*Available data:*
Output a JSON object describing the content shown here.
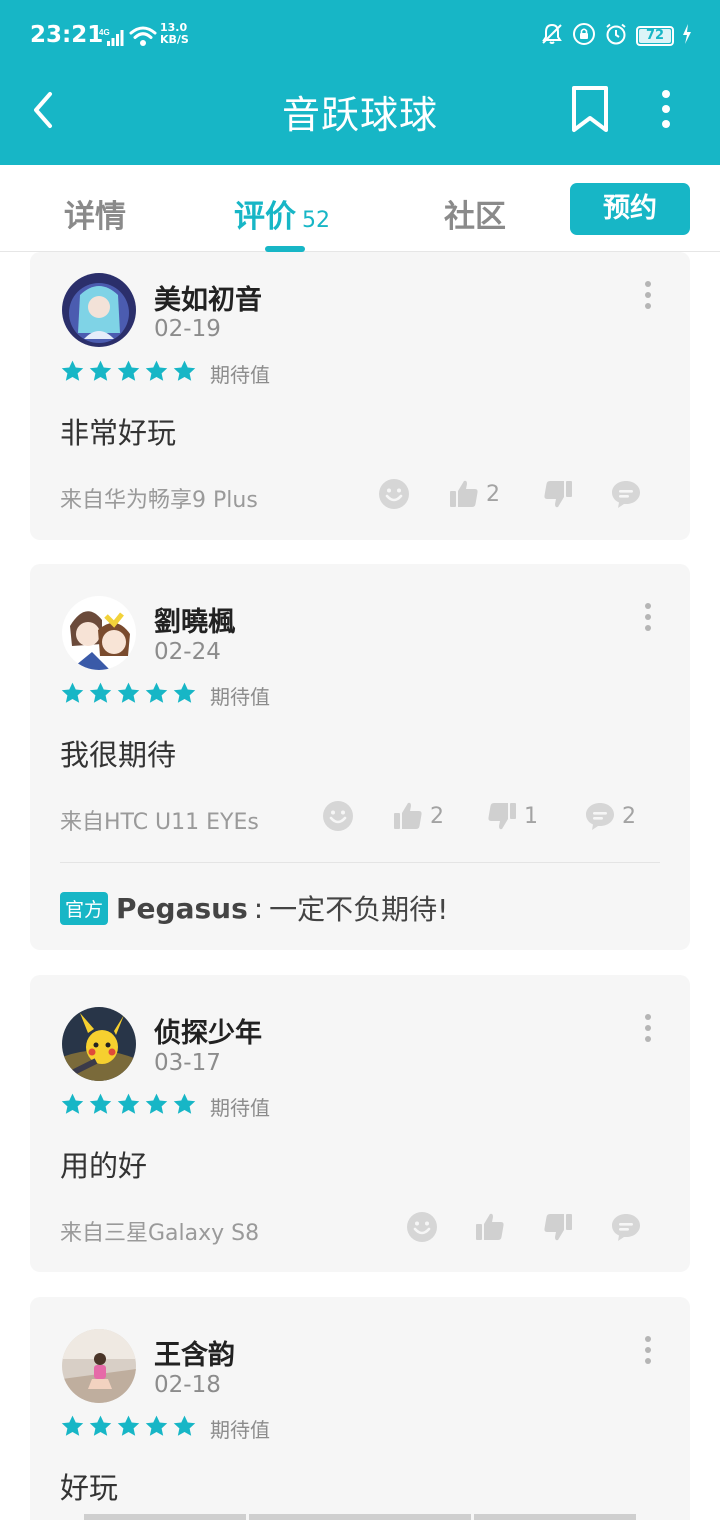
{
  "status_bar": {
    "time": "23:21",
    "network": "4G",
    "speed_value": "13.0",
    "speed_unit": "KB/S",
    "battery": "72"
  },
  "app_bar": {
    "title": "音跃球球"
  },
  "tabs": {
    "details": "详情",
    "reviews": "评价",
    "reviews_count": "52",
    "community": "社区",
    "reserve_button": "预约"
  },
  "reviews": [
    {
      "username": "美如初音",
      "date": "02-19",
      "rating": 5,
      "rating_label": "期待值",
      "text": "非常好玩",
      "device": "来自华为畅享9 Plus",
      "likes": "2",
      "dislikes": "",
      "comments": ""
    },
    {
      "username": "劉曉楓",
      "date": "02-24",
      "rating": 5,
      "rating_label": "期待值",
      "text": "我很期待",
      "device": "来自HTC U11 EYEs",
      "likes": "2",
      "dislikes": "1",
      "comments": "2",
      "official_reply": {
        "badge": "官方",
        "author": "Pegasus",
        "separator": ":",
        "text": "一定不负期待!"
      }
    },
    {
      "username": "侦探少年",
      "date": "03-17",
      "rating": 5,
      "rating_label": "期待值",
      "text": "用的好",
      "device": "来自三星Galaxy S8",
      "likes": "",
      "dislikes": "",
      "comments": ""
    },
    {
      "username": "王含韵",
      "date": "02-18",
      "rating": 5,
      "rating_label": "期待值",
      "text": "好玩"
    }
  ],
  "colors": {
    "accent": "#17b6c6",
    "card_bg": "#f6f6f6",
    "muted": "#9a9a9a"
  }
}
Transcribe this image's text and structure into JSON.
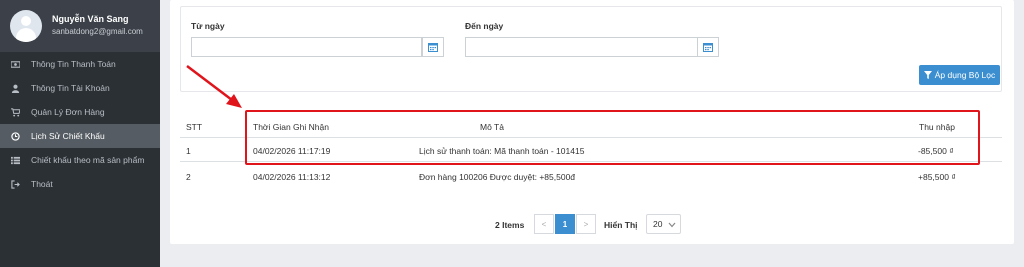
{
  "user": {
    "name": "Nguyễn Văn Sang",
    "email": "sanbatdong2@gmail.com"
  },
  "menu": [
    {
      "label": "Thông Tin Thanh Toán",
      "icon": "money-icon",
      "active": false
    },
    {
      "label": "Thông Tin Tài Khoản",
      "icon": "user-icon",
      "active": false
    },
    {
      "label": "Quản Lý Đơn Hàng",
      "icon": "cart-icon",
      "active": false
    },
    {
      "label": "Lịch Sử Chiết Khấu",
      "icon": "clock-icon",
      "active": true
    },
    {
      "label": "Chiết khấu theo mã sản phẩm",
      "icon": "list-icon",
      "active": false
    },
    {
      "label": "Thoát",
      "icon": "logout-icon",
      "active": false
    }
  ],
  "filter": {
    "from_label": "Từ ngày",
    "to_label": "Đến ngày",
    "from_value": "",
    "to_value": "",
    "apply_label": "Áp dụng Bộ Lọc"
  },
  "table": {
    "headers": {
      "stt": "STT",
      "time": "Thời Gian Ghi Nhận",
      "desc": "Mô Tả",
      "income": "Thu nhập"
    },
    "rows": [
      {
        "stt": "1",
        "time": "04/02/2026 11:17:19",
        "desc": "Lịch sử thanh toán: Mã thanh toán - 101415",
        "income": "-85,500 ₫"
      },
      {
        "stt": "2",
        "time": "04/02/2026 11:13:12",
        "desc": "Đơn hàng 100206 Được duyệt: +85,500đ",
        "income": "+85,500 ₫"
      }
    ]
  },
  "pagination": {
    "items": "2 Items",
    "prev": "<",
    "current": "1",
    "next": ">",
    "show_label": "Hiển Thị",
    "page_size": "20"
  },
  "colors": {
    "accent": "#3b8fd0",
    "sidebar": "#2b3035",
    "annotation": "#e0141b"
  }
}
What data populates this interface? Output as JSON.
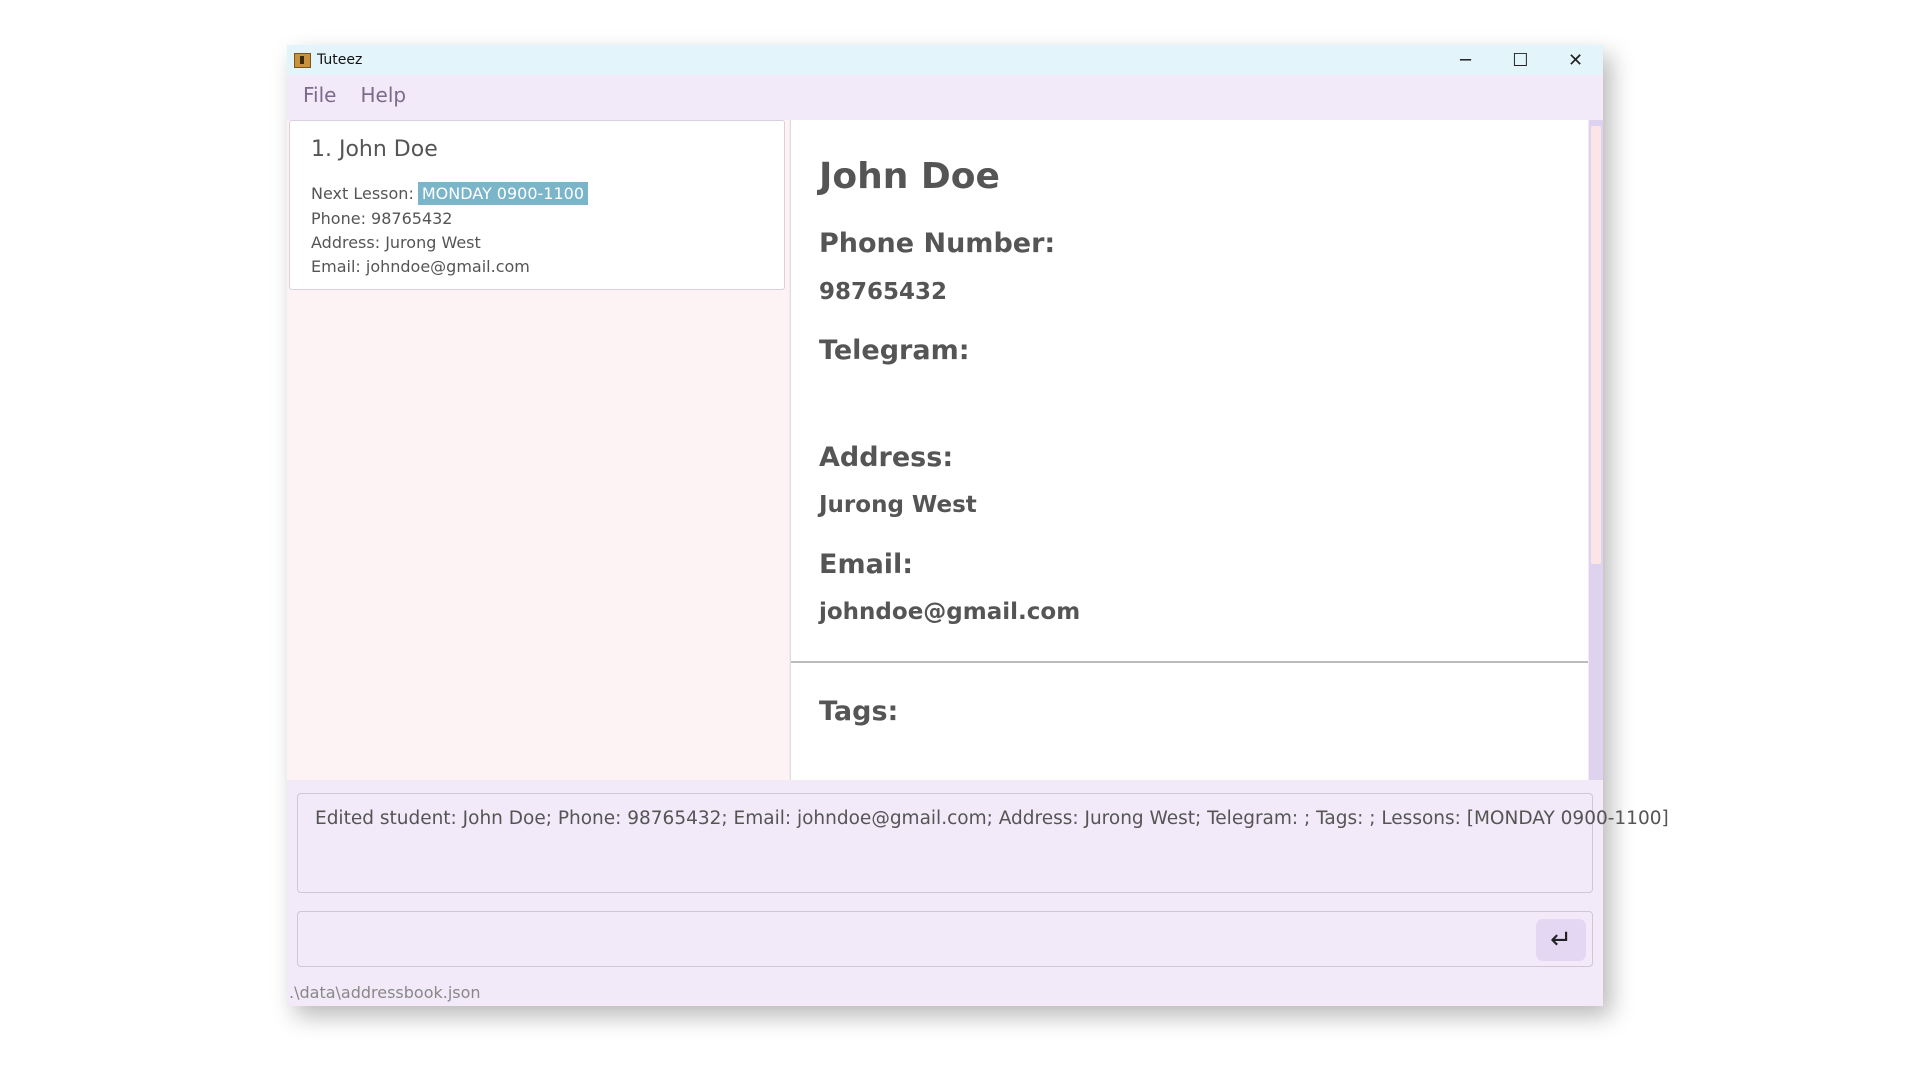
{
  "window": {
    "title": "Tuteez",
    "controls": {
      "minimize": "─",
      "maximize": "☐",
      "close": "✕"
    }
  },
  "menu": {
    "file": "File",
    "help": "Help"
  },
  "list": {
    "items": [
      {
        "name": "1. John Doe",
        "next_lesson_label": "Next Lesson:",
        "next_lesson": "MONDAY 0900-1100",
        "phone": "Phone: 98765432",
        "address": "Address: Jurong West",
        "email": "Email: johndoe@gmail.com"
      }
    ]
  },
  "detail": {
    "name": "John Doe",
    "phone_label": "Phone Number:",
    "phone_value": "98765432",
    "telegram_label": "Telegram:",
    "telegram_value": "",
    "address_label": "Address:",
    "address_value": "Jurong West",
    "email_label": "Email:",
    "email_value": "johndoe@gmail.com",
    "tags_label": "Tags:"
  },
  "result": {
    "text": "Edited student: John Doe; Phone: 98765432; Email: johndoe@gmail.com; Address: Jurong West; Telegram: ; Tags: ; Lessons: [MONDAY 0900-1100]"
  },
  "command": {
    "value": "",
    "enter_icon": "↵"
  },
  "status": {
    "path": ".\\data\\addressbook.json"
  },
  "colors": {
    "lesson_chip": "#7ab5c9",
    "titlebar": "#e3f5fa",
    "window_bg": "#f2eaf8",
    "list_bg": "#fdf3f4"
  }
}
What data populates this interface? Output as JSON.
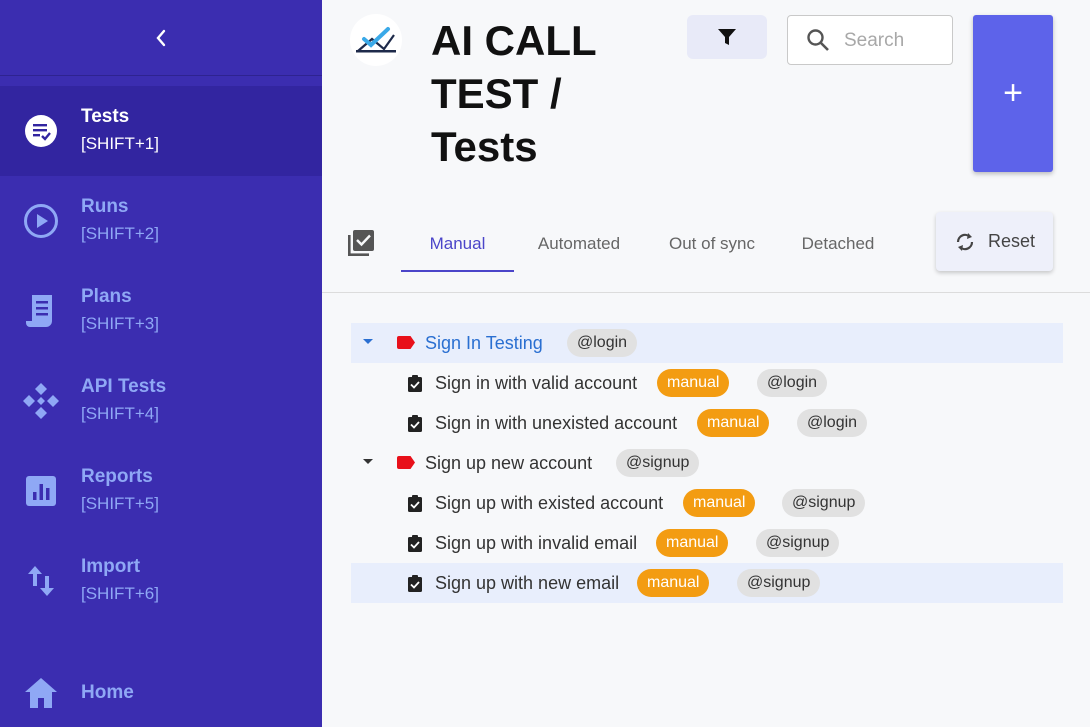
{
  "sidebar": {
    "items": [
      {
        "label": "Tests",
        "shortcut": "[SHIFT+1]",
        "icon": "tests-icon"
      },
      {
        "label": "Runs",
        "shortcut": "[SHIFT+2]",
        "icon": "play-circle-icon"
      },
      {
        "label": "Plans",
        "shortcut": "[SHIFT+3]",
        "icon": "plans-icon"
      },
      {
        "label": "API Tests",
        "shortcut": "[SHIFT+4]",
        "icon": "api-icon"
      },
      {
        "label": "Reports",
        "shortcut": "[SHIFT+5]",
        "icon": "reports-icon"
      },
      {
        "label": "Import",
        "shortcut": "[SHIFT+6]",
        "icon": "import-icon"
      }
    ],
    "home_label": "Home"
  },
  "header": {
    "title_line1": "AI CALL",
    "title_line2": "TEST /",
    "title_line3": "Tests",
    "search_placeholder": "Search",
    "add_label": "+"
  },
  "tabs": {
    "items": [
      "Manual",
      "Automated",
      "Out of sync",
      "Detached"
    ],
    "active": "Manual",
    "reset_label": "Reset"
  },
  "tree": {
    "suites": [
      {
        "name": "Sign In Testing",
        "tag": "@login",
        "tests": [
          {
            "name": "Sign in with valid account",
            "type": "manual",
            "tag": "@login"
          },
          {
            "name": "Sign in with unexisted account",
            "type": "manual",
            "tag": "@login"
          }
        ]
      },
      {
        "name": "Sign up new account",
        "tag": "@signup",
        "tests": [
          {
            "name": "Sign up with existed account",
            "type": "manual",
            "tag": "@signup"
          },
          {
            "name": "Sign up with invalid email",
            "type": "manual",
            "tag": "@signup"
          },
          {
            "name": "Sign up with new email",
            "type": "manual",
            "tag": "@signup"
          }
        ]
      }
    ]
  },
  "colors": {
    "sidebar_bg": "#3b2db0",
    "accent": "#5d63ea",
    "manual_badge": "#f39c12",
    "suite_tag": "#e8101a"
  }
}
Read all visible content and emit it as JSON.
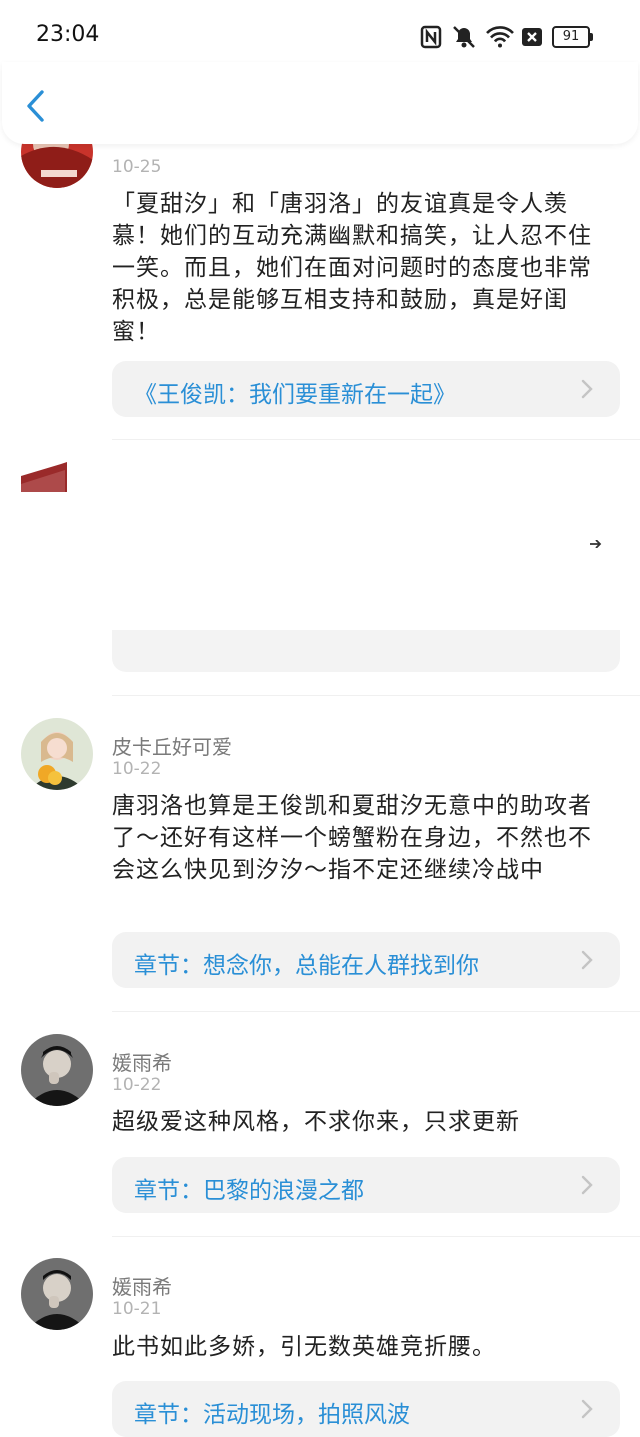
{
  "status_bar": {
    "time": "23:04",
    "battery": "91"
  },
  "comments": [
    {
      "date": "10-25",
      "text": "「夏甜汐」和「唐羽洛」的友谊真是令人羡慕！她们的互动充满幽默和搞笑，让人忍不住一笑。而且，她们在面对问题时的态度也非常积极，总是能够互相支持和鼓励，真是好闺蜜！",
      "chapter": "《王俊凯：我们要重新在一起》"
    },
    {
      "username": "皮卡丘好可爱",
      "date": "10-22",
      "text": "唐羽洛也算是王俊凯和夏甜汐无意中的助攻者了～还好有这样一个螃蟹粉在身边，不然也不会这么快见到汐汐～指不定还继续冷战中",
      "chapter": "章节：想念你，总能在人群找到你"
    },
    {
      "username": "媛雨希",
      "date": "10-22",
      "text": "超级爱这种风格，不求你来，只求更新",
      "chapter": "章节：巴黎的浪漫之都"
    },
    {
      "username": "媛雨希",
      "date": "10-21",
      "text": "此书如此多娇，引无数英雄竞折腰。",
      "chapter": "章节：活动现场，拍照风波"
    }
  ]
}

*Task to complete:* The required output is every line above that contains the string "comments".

*Result:*
      "comments": ""
      "comments": "2",
      "comments": ""
  "comments": [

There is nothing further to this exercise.